    I'm definitely going to be using some interns and part-timers, and I've been trying to "coach" patients to learn to do things for themselves. One of the things that makes it hard to farm out work to volunteers is that we have so much confidential medical information -- I can't just release it to people. But I have two interns and a part-timer coming on board in the next few months, and that definitely will help. Then, of course, the challenge becomes (1) supervising; and (2) figuring out where to put them since we work out of my house!!! I think you're right that a transition is needed; it's just going to take time to figure it out.

    And yes, I believe we should all listen to our bodies. I know this because every time my B-12 gets low, I crave beef!!! The problem occurs when there's a disconnect between your brain and your body and you can't hear what your body is saying.

    No matter what, I keep coming back to the point I made in this post. The biggest problem for people with chronic illnesses is fatigue. There's no clear treatment for it. It's just part of being sick and in some degree of pain 24/7.

    I'm going to check out your resouces now. I really appreciate you taking the time to try to help this sick old lady keep on truckin'! J

  3. Jennifer,

    You seem very helpful. I have to write a letter from the perspective of the patient for anti-TNF medication. My physician has been denied by my insurance twice. My insurance company is asking for a letter from the patient (me) to appeal a third time. I am looking for sample letters. Do you have any ideas where I can get this kind of information? Please help me. I'm old, hurting, and desperete.

  4. Jane Doe:

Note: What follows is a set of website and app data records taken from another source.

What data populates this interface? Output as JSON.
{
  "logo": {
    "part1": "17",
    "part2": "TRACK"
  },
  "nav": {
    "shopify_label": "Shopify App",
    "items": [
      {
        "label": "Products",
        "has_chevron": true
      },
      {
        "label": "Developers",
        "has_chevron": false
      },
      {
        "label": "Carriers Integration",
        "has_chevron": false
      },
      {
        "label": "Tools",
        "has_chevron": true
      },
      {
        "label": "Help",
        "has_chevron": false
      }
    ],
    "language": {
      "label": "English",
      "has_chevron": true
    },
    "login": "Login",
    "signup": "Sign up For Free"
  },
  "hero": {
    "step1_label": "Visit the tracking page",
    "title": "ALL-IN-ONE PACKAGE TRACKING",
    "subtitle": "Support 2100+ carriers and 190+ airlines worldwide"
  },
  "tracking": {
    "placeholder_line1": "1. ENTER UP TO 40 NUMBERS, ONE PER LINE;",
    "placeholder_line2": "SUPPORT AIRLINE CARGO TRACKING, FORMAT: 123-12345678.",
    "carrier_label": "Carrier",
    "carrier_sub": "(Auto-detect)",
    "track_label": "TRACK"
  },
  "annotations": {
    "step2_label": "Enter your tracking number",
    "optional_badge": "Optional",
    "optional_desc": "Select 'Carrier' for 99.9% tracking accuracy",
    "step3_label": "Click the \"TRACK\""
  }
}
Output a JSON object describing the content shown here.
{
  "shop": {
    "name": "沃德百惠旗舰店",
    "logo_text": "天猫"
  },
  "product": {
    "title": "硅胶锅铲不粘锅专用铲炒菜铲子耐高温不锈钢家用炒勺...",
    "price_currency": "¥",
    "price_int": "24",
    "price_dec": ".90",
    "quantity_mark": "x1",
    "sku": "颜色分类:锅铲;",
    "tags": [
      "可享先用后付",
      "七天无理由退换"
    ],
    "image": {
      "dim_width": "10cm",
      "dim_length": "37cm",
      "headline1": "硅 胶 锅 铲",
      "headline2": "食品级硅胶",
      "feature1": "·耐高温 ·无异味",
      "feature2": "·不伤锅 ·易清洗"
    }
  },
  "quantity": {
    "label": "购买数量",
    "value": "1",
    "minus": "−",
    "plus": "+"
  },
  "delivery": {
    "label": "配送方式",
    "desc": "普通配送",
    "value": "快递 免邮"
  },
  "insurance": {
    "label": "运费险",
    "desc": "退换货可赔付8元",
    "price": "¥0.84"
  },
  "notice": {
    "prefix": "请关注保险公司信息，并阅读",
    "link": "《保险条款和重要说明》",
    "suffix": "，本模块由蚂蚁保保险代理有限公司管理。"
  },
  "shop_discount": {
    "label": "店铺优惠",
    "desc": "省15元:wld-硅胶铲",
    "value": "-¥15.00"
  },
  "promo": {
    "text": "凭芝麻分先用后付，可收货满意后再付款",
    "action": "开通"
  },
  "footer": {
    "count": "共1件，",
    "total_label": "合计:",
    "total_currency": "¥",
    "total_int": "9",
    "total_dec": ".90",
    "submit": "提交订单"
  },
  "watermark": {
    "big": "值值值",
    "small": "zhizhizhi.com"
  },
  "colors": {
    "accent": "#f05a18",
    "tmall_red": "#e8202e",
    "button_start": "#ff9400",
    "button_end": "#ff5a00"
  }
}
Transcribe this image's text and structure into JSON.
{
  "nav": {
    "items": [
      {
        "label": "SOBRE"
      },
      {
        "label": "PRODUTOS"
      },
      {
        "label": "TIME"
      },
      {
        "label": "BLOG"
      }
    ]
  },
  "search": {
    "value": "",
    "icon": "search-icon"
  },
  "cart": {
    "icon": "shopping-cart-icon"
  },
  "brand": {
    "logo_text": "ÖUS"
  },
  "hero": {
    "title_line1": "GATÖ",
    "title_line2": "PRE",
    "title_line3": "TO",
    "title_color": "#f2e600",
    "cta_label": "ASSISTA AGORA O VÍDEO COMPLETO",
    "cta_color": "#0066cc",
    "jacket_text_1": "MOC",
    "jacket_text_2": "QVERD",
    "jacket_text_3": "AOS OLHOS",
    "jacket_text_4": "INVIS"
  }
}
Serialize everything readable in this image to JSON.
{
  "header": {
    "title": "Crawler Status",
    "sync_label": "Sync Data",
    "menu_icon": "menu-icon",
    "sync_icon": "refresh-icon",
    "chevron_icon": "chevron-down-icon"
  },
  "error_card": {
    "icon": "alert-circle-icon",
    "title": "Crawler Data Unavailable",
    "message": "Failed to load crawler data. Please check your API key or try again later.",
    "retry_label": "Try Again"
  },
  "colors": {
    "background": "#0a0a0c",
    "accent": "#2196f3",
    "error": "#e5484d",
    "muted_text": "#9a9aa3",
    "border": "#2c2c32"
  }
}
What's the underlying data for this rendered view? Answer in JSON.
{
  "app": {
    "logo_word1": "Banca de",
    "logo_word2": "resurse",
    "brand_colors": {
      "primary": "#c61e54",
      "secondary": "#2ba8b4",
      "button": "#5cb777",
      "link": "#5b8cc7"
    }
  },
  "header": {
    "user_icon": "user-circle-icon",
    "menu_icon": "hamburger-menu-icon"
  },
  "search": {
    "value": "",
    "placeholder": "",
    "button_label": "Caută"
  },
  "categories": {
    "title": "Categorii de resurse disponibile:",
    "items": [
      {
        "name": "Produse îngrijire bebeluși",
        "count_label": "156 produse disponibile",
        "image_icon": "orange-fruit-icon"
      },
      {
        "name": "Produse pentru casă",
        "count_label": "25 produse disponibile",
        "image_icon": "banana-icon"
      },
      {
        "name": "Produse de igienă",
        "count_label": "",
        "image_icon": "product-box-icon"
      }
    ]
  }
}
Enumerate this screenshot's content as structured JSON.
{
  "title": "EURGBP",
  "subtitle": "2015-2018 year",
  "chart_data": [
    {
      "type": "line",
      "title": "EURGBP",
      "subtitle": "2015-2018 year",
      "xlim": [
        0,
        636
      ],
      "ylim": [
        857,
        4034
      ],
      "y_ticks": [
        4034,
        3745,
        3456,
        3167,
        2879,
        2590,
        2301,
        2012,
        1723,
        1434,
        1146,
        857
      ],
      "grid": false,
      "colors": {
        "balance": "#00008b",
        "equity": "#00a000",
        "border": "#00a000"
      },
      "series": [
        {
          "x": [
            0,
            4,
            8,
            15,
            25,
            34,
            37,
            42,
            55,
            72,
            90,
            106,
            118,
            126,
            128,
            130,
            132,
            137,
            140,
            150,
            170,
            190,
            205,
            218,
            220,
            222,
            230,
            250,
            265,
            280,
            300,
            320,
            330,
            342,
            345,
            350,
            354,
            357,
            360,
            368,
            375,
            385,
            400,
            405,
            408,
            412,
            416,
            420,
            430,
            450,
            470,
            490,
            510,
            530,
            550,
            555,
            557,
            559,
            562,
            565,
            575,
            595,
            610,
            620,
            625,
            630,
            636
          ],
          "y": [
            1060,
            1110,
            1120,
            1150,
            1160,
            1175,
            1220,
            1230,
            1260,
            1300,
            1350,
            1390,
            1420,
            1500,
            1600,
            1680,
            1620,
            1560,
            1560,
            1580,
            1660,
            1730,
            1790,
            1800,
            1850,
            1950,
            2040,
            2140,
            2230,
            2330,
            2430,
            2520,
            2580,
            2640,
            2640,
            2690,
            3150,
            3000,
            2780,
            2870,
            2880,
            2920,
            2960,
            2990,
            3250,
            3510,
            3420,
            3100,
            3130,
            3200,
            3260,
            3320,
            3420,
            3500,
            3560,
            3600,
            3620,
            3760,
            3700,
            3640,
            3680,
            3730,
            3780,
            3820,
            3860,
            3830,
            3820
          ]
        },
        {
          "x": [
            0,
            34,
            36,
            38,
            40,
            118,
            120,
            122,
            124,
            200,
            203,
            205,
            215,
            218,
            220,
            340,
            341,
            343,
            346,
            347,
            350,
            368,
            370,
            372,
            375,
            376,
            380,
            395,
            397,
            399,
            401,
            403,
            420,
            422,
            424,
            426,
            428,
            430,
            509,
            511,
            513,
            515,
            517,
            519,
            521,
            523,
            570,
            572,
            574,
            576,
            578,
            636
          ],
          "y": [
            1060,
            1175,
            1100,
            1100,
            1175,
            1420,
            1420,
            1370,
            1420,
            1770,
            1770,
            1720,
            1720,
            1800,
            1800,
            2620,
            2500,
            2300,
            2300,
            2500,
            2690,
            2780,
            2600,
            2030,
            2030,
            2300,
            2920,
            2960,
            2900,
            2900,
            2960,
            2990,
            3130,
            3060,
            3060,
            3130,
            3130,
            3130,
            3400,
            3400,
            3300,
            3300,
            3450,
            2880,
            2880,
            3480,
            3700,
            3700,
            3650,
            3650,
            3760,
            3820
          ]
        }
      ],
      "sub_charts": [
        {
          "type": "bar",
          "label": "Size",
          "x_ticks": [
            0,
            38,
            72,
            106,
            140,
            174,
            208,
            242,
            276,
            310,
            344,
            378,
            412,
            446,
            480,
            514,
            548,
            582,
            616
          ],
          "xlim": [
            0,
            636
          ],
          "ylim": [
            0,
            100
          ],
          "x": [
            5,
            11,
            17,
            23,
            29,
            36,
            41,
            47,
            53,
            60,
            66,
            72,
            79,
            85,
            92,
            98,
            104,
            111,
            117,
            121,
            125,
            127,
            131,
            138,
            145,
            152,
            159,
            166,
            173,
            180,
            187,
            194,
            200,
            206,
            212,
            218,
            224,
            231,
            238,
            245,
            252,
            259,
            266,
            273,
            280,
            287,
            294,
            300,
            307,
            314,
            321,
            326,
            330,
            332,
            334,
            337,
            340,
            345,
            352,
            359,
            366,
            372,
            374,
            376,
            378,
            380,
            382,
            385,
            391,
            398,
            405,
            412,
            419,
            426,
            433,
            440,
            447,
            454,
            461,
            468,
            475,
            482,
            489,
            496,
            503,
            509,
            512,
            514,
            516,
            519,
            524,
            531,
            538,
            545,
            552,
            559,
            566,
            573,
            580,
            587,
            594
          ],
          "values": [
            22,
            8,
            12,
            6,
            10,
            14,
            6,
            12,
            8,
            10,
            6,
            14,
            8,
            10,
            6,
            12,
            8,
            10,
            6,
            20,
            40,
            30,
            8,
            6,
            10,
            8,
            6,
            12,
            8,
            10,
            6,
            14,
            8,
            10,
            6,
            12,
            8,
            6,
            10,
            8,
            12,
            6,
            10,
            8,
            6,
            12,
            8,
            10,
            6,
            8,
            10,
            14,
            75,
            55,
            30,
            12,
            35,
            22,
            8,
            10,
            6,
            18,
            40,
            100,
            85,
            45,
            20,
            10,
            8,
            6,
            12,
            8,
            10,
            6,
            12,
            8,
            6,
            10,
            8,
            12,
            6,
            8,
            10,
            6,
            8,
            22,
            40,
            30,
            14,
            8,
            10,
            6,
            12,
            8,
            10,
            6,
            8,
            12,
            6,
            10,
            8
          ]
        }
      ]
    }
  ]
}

    I can't post this all on a blog. Please email me at patient_advocate@sbcglobal.net. I need to know which anti-TNF blocker it is and why they're denying coverage. Jennifer